A detour to visit the small town of Sakya (Sajia) is pretty much de rigueur for any trip down the Friendship Hwy. The town is southeast of Shigatse, about 25km off the Southern Friendship Hwy, accessed via a good dirt road through a pretty farming valley. The draw here is the Sakya Monastery, which, like Shalu, has great appeal to the eye (the high-walled monastery compound is dubbed the ‘Great Wall of Tibet’ by some) and the spirit (the dim, smoky assembly hall exudes sanctity like few others). Also like Shalu, Sakya occupies an important place in Tibetan history
Sakya actually has two monasteries, on either side of the Trum-chu. The heavy, brooding, fortress-like monastery south of the river is the more famous and if you only have time to visit one, make it this. The hillside northern monastery, mostly reduced to picturesque ruins, is undergoing restoration work.
One characteristic feature of the Sakya region is the colouring of its buildings. Unlike the standard whitewashing that you see elsewhere in Tibet, Sakya’s buildings are ash grey with white and red vertical stripes. The colouring symbolises the Rigsum Gonpo (the trinity of bodhisattvas) and stands as a mark of Sakya authority. Sakya literally means ‘pale earth’.

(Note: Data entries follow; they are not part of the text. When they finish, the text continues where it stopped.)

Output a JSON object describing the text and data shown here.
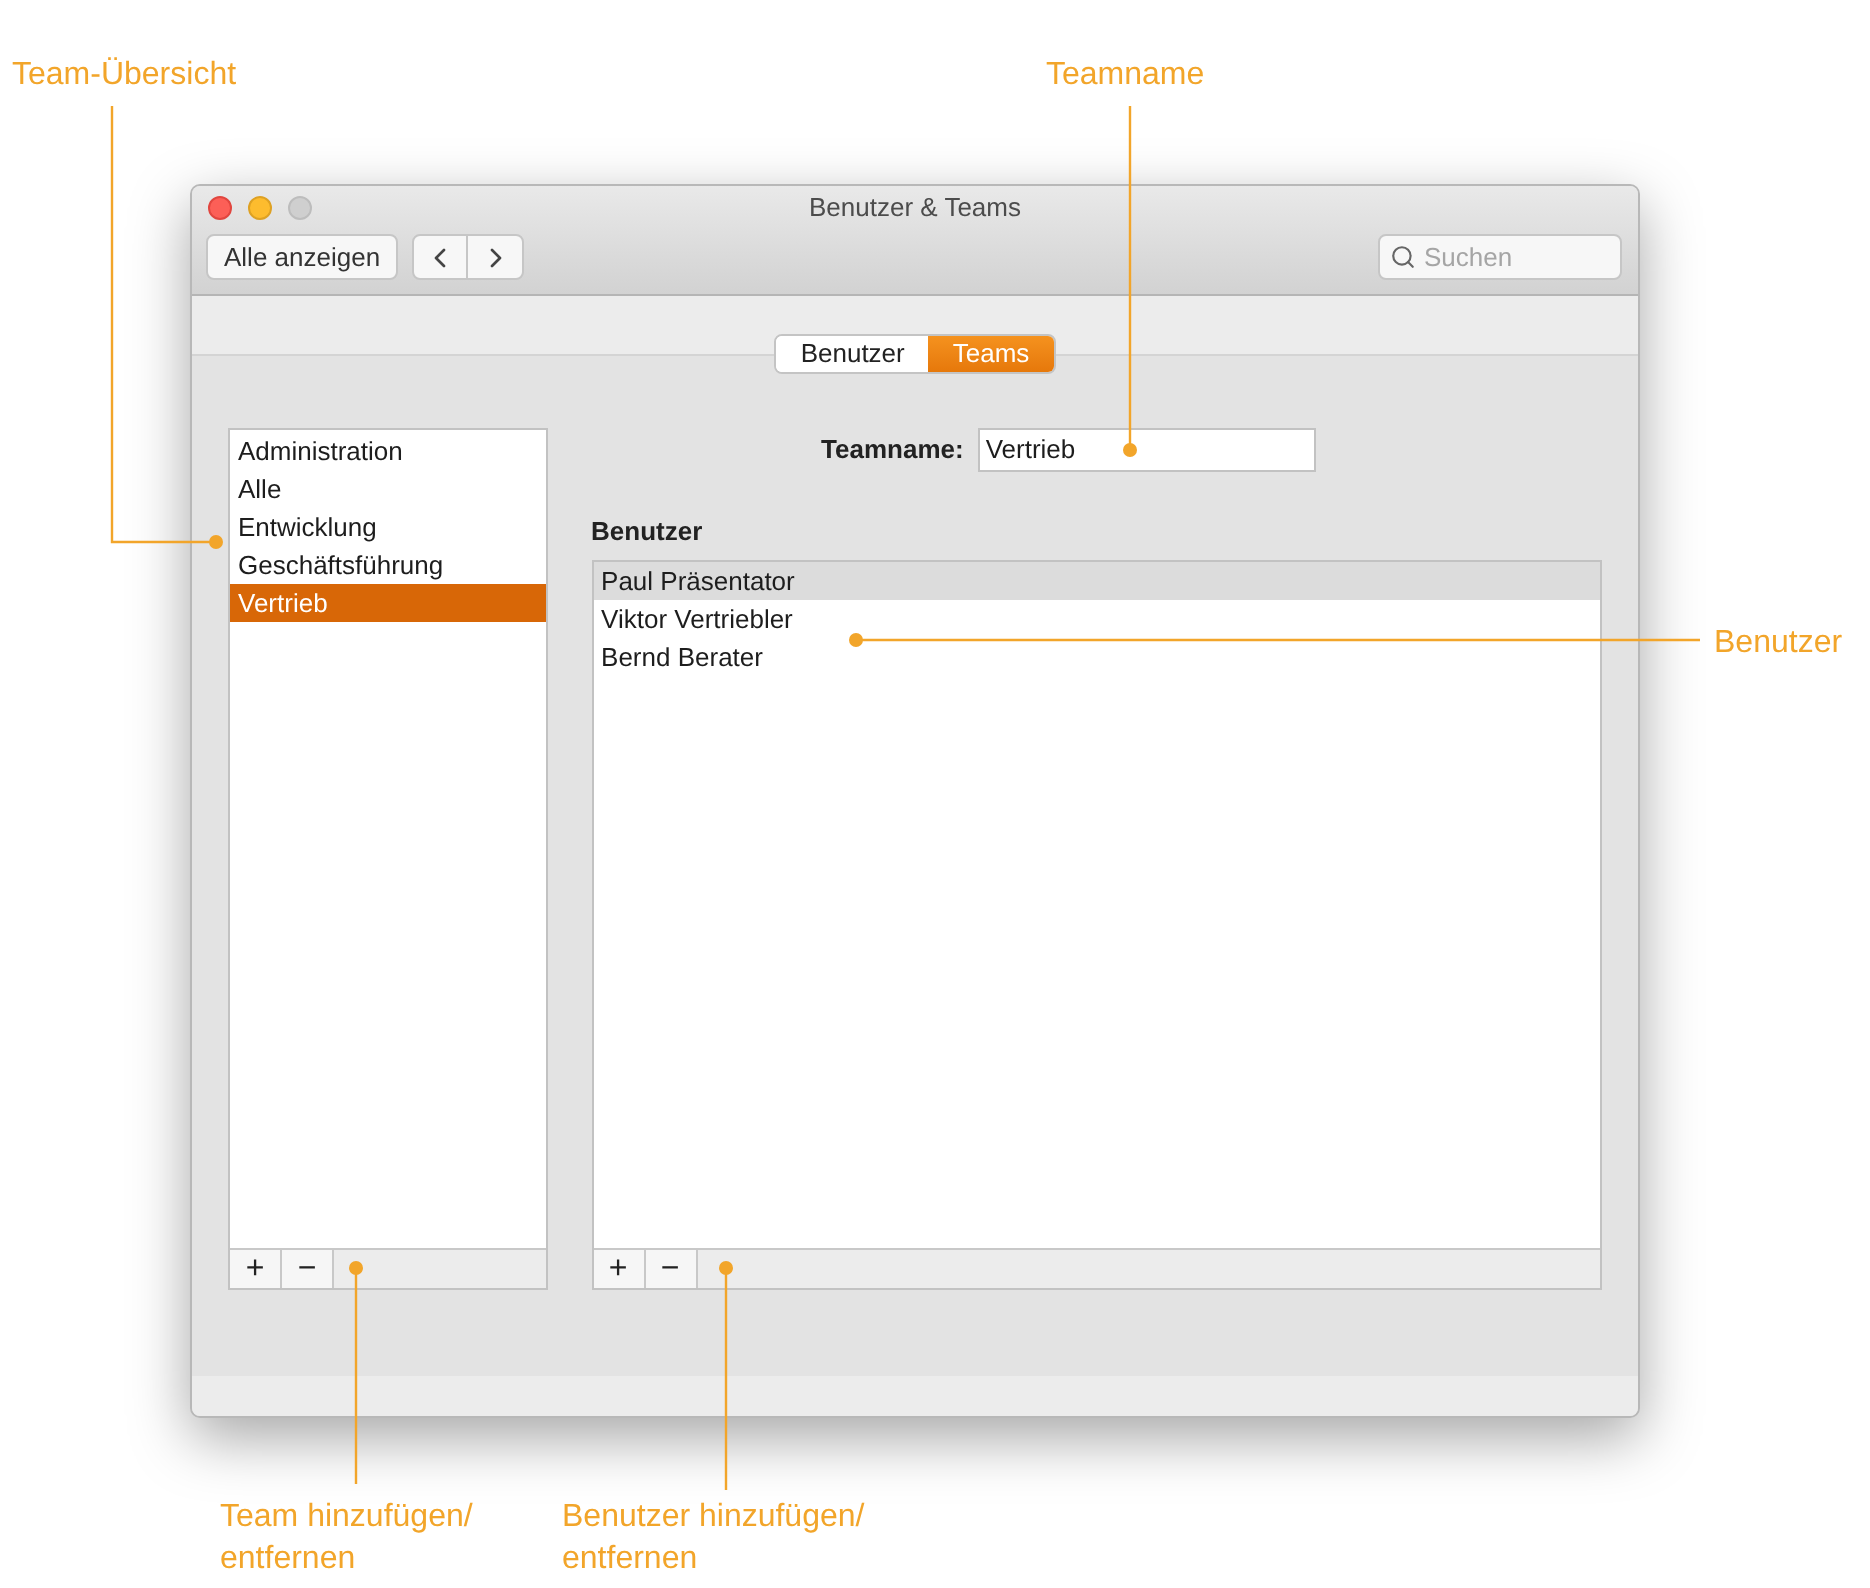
{
  "window": {
    "title": "Benutzer & Teams"
  },
  "toolbar": {
    "show_all": "Alle anzeigen",
    "search_placeholder": "Suchen"
  },
  "tabs": [
    {
      "label": "Benutzer",
      "selected": false
    },
    {
      "label": "Teams",
      "selected": true
    }
  ],
  "teams": {
    "items": [
      {
        "label": "Administration",
        "selected": false
      },
      {
        "label": "Alle",
        "selected": false
      },
      {
        "label": "Entwicklung",
        "selected": false
      },
      {
        "label": "Geschäftsführung",
        "selected": false
      },
      {
        "label": "Vertrieb",
        "selected": true
      }
    ],
    "buttons": [
      "+",
      "−"
    ]
  },
  "teamname": {
    "label": "Teamname:",
    "value": "Vertrieb"
  },
  "members": {
    "heading": "Benutzer",
    "items": [
      {
        "label": "Paul Präsentator",
        "selected": true
      },
      {
        "label": "Viktor Vertriebler",
        "selected": false
      },
      {
        "label": "Bernd Berater",
        "selected": false
      }
    ],
    "buttons": [
      "+",
      "−"
    ]
  },
  "callouts": [
    {
      "label": "Team-Übersicht"
    },
    {
      "label": "Teamname"
    },
    {
      "label": "Benutzer"
    },
    {
      "label": "Team hinzufügen/ entfernen"
    },
    {
      "label": "Benutzer hinzufügen/ entfernen"
    }
  ]
}
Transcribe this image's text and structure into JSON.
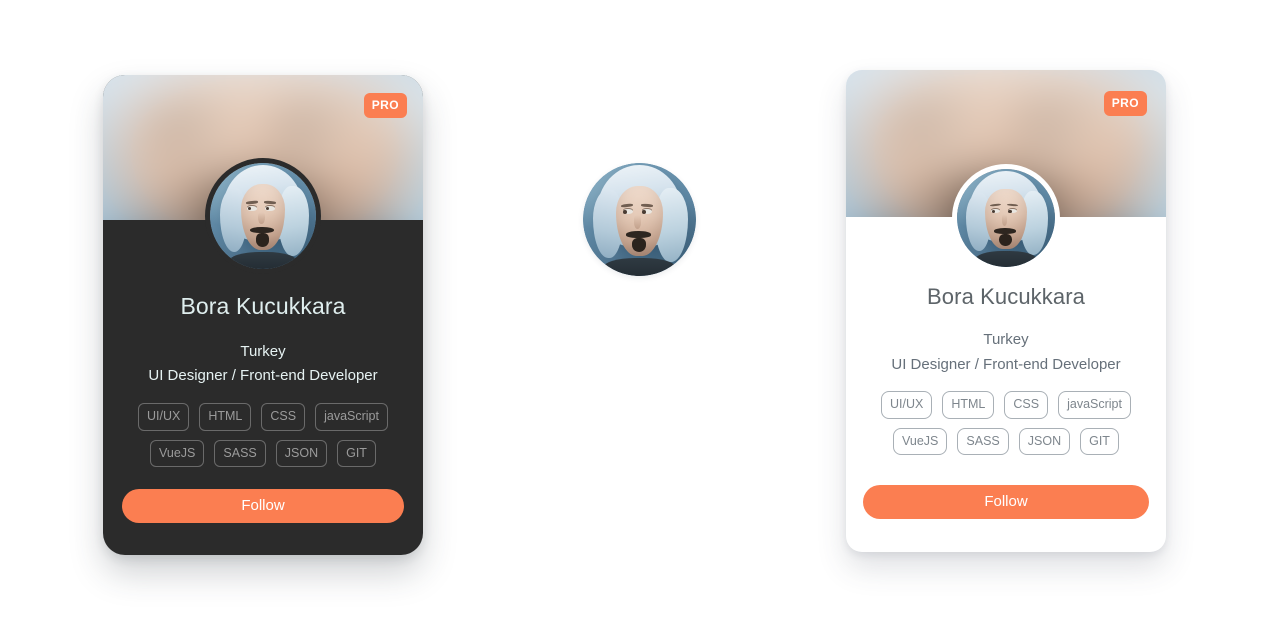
{
  "page": {
    "background_color": "#ffffff",
    "accent_color": "#fb7e51"
  },
  "profile": {
    "name": "Bora Kucukkara",
    "location": "Turkey",
    "role": "UI Designer / Front-end Developer",
    "badge": "PRO",
    "follow_label": "Follow",
    "skills": [
      "UI/UX",
      "HTML",
      "CSS",
      "javaScript",
      "VueJS",
      "SASS",
      "JSON",
      "GIT"
    ],
    "avatar_alt": "user-avatar-portrait"
  },
  "cards": {
    "dark": {
      "theme": "dark",
      "background_color": "#2b2b2b",
      "name_color": "#dfeeee",
      "text_color": "#e6f2f2",
      "tag_border_color": "#6a6a6a",
      "tag_text_color": "#9b9b9b",
      "button_color": "#fb7e51",
      "button_text_color": "#ffffff",
      "badge_color": "#fb7e51"
    },
    "light": {
      "theme": "light",
      "background_color": "#ffffff",
      "name_color": "#5d6469",
      "text_color": "#66707a",
      "tag_border_color": "#a9b0b6",
      "tag_text_color": "#7e868d",
      "button_color": "#fb7e51",
      "button_text_color": "#ffffff",
      "badge_color": "#fb7e51"
    }
  }
}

Unfortunately, a great deal of ugly development has occurred in the southern half of Sakya in recent years, robbing the town of much of its charm. At the same time, however, a new Tibetan village (with a lovely debating hall and monks’ quarters) is being constructed down by the river. Pretty much any photograph you take pointed towards the hills to the north is going to look good.